**Task data:**
- - -
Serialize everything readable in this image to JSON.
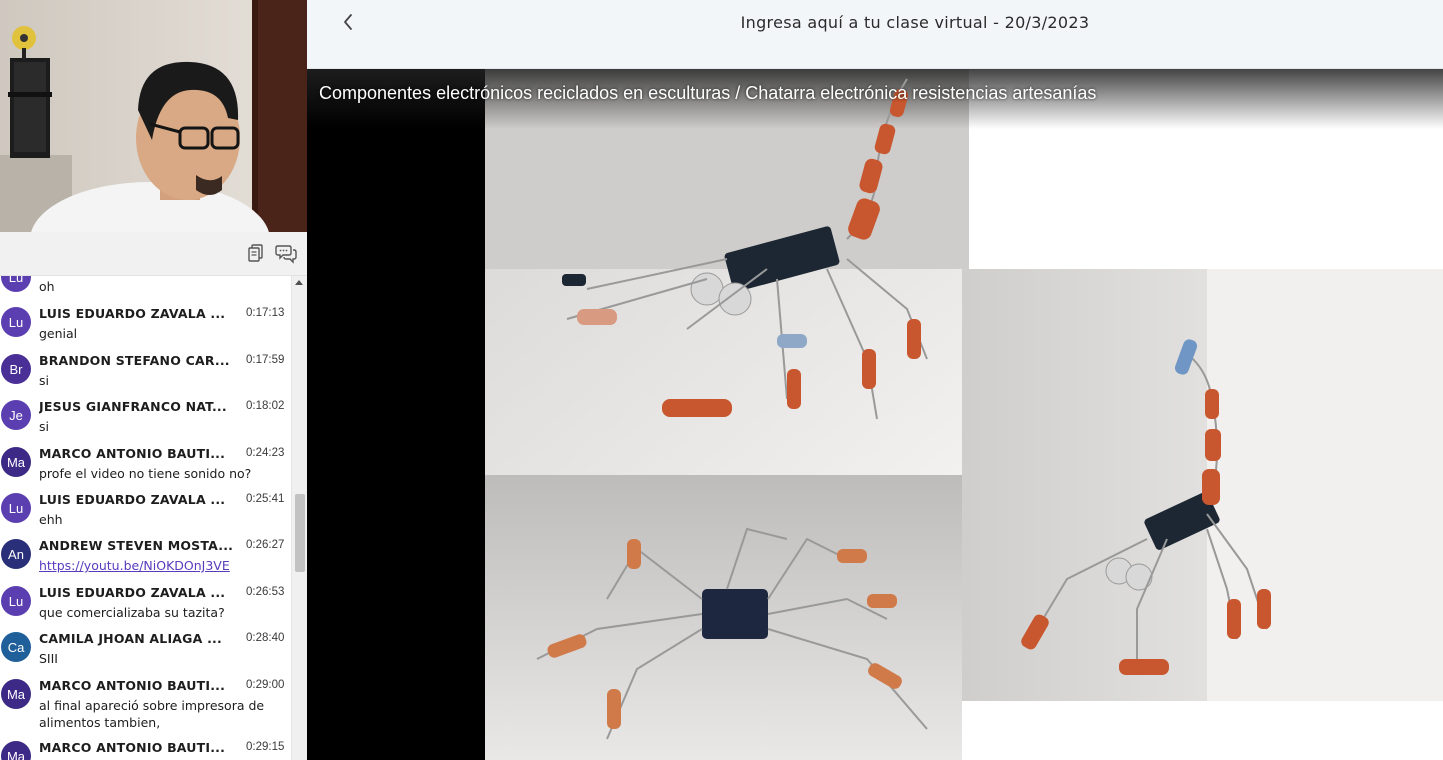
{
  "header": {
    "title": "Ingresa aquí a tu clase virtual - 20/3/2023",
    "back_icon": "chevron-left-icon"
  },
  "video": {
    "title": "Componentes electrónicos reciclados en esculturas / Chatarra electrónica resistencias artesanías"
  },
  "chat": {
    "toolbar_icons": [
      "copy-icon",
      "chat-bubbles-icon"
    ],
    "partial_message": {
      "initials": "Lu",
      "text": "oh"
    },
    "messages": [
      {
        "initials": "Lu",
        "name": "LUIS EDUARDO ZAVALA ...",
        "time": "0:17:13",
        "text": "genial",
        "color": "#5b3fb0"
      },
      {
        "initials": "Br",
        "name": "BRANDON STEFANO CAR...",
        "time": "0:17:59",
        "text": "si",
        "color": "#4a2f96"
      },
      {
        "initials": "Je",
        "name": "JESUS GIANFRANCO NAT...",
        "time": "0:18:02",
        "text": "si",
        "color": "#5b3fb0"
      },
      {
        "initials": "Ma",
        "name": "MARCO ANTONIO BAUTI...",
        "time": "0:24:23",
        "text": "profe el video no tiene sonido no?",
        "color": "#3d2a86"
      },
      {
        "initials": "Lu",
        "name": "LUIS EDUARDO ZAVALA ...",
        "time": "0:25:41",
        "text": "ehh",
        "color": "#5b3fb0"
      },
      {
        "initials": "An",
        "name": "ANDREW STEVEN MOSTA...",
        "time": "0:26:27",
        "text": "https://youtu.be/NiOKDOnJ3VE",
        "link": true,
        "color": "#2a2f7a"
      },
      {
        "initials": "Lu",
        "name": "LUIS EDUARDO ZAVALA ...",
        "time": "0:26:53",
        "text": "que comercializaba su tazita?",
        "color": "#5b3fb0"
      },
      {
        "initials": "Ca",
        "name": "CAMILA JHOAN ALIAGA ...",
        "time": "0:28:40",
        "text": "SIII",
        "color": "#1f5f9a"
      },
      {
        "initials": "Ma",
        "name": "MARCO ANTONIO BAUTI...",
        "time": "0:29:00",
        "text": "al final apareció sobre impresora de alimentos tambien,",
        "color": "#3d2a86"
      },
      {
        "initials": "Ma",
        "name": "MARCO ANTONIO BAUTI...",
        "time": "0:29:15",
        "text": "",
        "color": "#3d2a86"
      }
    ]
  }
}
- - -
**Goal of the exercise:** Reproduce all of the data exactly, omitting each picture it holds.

**Expected output:**
Serialize everything readable in this image to JSON.
{
  "header": {
    "title": "Ingresa aquí a tu clase virtual - 20/3/2023",
    "back_icon": "chevron-left-icon"
  },
  "video": {
    "title": "Componentes electrónicos reciclados en esculturas / Chatarra electrónica resistencias artesanías"
  },
  "chat": {
    "toolbar_icons": [
      "copy-icon",
      "chat-bubbles-icon"
    ],
    "partial_message": {
      "initials": "Lu",
      "text": "oh"
    },
    "messages": [
      {
        "initials": "Lu",
        "name": "LUIS EDUARDO ZAVALA ...",
        "time": "0:17:13",
        "text": "genial",
        "color": "#5b3fb0"
      },
      {
        "initials": "Br",
        "name": "BRANDON STEFANO CAR...",
        "time": "0:17:59",
        "text": "si",
        "color": "#4a2f96"
      },
      {
        "initials": "Je",
        "name": "JESUS GIANFRANCO NAT...",
        "time": "0:18:02",
        "text": "si",
        "color": "#5b3fb0"
      },
      {
        "initials": "Ma",
        "name": "MARCO ANTONIO BAUTI...",
        "time": "0:24:23",
        "text": "profe el video no tiene sonido no?",
        "color": "#3d2a86"
      },
      {
        "initials": "Lu",
        "name": "LUIS EDUARDO ZAVALA ...",
        "time": "0:25:41",
        "text": "ehh",
        "color": "#5b3fb0"
      },
      {
        "initials": "An",
        "name": "ANDREW STEVEN MOSTA...",
        "time": "0:26:27",
        "text": "https://youtu.be/NiOKDOnJ3VE",
        "link": true,
        "color": "#2a2f7a"
      },
      {
        "initials": "Lu",
        "name": "LUIS EDUARDO ZAVALA ...",
        "time": "0:26:53",
        "text": "que comercializaba su tazita?",
        "color": "#5b3fb0"
      },
      {
        "initials": "Ca",
        "name": "CAMILA JHOAN ALIAGA ...",
        "time": "0:28:40",
        "text": "SIII",
        "color": "#1f5f9a"
      },
      {
        "initials": "Ma",
        "name": "MARCO ANTONIO BAUTI...",
        "time": "0:29:00",
        "text": "al final apareció sobre impresora de alimentos tambien,",
        "color": "#3d2a86"
      },
      {
        "initials": "Ma",
        "name": "MARCO ANTONIO BAUTI...",
        "time": "0:29:15",
        "text": "",
        "color": "#3d2a86"
      }
    ]
  }
}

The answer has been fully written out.